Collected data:
◇ ◇ ◇ ◇

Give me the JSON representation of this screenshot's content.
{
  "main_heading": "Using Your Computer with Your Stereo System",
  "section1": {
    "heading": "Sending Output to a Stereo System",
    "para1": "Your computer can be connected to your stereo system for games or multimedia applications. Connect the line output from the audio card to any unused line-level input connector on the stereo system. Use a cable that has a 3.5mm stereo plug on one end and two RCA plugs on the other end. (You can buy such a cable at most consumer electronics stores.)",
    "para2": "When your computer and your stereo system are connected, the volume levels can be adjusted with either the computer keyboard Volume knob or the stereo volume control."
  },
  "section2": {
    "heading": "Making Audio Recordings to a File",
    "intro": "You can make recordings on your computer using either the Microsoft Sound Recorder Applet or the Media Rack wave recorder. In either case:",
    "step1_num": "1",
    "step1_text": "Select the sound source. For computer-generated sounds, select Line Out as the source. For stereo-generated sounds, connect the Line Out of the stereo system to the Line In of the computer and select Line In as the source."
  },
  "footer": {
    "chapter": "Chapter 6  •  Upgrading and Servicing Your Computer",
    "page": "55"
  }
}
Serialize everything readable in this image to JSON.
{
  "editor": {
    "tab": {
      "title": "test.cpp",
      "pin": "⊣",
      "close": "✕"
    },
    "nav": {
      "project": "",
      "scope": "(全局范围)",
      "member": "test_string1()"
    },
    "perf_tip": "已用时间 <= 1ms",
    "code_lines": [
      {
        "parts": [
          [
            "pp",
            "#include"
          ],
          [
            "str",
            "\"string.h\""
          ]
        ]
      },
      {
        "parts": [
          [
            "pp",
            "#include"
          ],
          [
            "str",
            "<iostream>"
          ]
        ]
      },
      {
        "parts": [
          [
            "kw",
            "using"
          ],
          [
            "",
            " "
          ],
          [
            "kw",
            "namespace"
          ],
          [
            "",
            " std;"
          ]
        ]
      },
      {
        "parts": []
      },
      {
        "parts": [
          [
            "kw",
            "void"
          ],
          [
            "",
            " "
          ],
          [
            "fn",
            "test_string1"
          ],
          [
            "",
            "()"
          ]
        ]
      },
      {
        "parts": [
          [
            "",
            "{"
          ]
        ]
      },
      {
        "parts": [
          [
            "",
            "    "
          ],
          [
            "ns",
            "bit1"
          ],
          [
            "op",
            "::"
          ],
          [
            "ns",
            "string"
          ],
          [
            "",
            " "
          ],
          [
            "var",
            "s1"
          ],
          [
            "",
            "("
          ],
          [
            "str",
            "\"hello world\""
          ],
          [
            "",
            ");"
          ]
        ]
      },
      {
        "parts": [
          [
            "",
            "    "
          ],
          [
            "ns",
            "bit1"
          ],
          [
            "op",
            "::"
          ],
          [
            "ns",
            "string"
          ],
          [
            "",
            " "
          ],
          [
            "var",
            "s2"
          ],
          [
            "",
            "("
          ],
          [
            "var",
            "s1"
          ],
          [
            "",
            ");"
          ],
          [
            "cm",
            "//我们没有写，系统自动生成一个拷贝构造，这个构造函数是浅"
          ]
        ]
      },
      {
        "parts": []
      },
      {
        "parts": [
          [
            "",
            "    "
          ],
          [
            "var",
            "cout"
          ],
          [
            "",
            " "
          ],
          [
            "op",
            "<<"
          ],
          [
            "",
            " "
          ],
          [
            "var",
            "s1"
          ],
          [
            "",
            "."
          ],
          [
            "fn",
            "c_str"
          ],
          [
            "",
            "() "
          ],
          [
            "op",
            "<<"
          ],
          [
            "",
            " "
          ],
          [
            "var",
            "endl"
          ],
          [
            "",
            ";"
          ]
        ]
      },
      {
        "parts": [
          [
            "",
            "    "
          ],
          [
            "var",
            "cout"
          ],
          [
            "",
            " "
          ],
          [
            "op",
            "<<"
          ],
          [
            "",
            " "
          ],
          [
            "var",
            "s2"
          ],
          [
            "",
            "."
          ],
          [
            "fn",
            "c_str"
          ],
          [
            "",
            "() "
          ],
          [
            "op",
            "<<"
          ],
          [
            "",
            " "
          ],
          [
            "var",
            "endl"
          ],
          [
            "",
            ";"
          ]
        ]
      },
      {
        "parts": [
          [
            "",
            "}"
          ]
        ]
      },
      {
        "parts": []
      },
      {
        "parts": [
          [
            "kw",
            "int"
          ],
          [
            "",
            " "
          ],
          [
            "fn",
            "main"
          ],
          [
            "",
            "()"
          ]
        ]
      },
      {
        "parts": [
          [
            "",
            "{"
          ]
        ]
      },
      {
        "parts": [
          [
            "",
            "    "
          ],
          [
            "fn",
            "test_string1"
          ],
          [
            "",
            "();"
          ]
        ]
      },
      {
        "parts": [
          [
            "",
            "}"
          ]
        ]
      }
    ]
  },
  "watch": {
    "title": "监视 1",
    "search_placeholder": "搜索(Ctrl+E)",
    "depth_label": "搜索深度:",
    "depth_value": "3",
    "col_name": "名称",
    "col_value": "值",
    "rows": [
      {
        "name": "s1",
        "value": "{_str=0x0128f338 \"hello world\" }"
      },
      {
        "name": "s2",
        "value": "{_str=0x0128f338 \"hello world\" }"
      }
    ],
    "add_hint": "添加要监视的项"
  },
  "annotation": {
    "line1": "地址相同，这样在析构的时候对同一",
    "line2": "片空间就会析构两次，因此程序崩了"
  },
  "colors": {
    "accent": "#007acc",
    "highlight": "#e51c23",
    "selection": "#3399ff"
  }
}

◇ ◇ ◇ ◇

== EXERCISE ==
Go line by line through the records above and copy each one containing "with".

== ANSWER AREA ==
  "main_heading": "Using Your Computer with Your Stereo System",
    "para2": "When your computer and your stereo system are connected, the volume levels can be adjusted with either the computer keyboard Volume knob or the stereo volume control."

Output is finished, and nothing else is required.